## WHAT YOU WILL DO
Each entry should be set down exactly as written, except for any picture it holds.

PROVIDED INFORMATION: Begin

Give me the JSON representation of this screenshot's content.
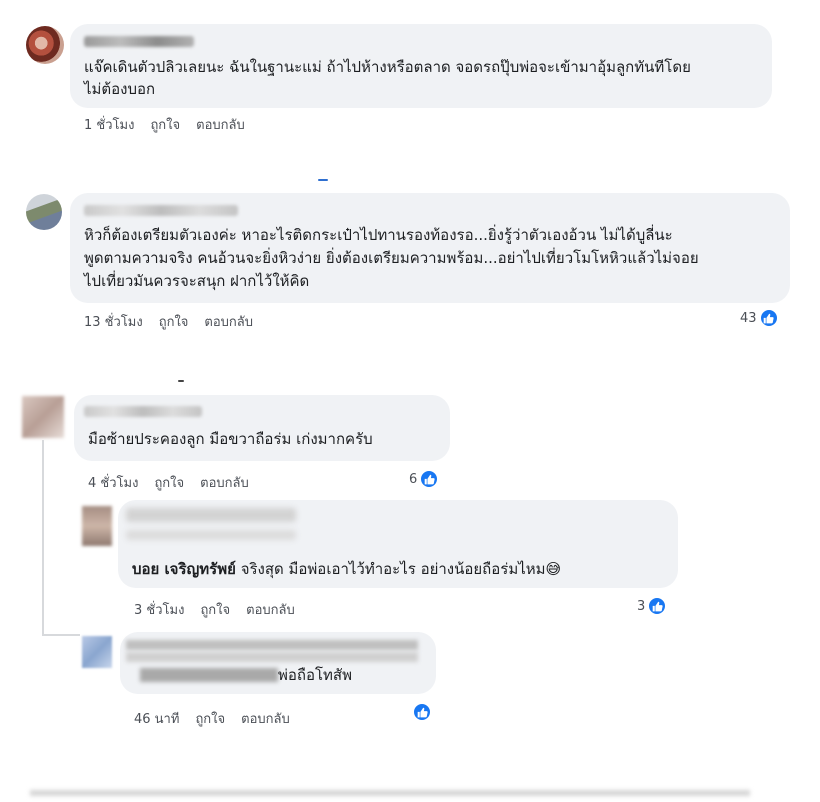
{
  "colors": {
    "bubble": "#f0f2f5",
    "like": "#1877f2",
    "meta": "#4b4f56"
  },
  "comments": [
    {
      "lines": [
        "แจ๊คเดินตัวปลิวเลยนะ ฉันในฐานะแม่ ถ้าไปห้างหรือตลาด จอดรถปุ๊บพ่อจะเข้ามาอุ้มลูกทันทีโดย",
        "ไม่ต้องบอก"
      ],
      "time": "1 ชั่วโมง",
      "like": "ถูกใจ",
      "reply": "ตอบกลับ"
    },
    {
      "lines": [
        "หิวก็ต้องเตรียมตัวเองค่ะ หาอะไรติดกระเป๋าไปทานรองท้องรอ...ยิ่งรู้ว่าตัวเองอ้วน ไม่ได้บูลี่นะ",
        "พูดตามความจริง คนอ้วนจะยิ่งหิวง่าย ยิ่งต้องเตรียมความพร้อม...อย่าไปเที่ยวโมโหหิวแล้วไม่จอย",
        "ไปเที่ยวมันควรจะสนุก ฝากไว้ให้คิด"
      ],
      "time": "13 ชั่วโมง",
      "like": "ถูกใจ",
      "reply": "ตอบกลับ",
      "reactions": "43"
    },
    {
      "lines": [
        "มือซ้ายประคองลูก มือขวาถือร่ม เก่งมากครับ"
      ],
      "time": "4 ชั่วโมง",
      "like": "ถูกใจ",
      "reply": "ตอบกลับ",
      "reactions": "6"
    },
    {
      "mention": "บอย เจริญทรัพย์",
      "text": " จริงสุด มือพ่อเอาไว้ทำอะไร อย่างน้อยถือร่มไหม😅",
      "time": "3 ชั่วโมง",
      "like": "ถูกใจ",
      "reply": "ตอบกลับ",
      "reactions": "3"
    },
    {
      "text": "พ่อถือโทสัพ",
      "time": "46 นาที",
      "like": "ถูกใจ",
      "reply": "ตอบกลับ"
    }
  ]
}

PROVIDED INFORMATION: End

## OUTPUT FOR THIS TASK
Give me the JSON representation of this screenshot's content.
{
  "colors": {
    "bubble": "#f0f2f5",
    "like": "#1877f2",
    "meta": "#4b4f56"
  },
  "comments": [
    {
      "lines": [
        "แจ๊คเดินตัวปลิวเลยนะ ฉันในฐานะแม่ ถ้าไปห้างหรือตลาด จอดรถปุ๊บพ่อจะเข้ามาอุ้มลูกทันทีโดย",
        "ไม่ต้องบอก"
      ],
      "time": "1 ชั่วโมง",
      "like": "ถูกใจ",
      "reply": "ตอบกลับ"
    },
    {
      "lines": [
        "หิวก็ต้องเตรียมตัวเองค่ะ หาอะไรติดกระเป๋าไปทานรองท้องรอ...ยิ่งรู้ว่าตัวเองอ้วน ไม่ได้บูลี่นะ",
        "พูดตามความจริง คนอ้วนจะยิ่งหิวง่าย ยิ่งต้องเตรียมความพร้อม...อย่าไปเที่ยวโมโหหิวแล้วไม่จอย",
        "ไปเที่ยวมันควรจะสนุก ฝากไว้ให้คิด"
      ],
      "time": "13 ชั่วโมง",
      "like": "ถูกใจ",
      "reply": "ตอบกลับ",
      "reactions": "43"
    },
    {
      "lines": [
        "มือซ้ายประคองลูก มือขวาถือร่ม เก่งมากครับ"
      ],
      "time": "4 ชั่วโมง",
      "like": "ถูกใจ",
      "reply": "ตอบกลับ",
      "reactions": "6"
    },
    {
      "mention": "บอย เจริญทรัพย์",
      "text": " จริงสุด มือพ่อเอาไว้ทำอะไร อย่างน้อยถือร่มไหม😅",
      "time": "3 ชั่วโมง",
      "like": "ถูกใจ",
      "reply": "ตอบกลับ",
      "reactions": "3"
    },
    {
      "text": "พ่อถือโทสัพ",
      "time": "46 นาที",
      "like": "ถูกใจ",
      "reply": "ตอบกลับ"
    }
  ]
}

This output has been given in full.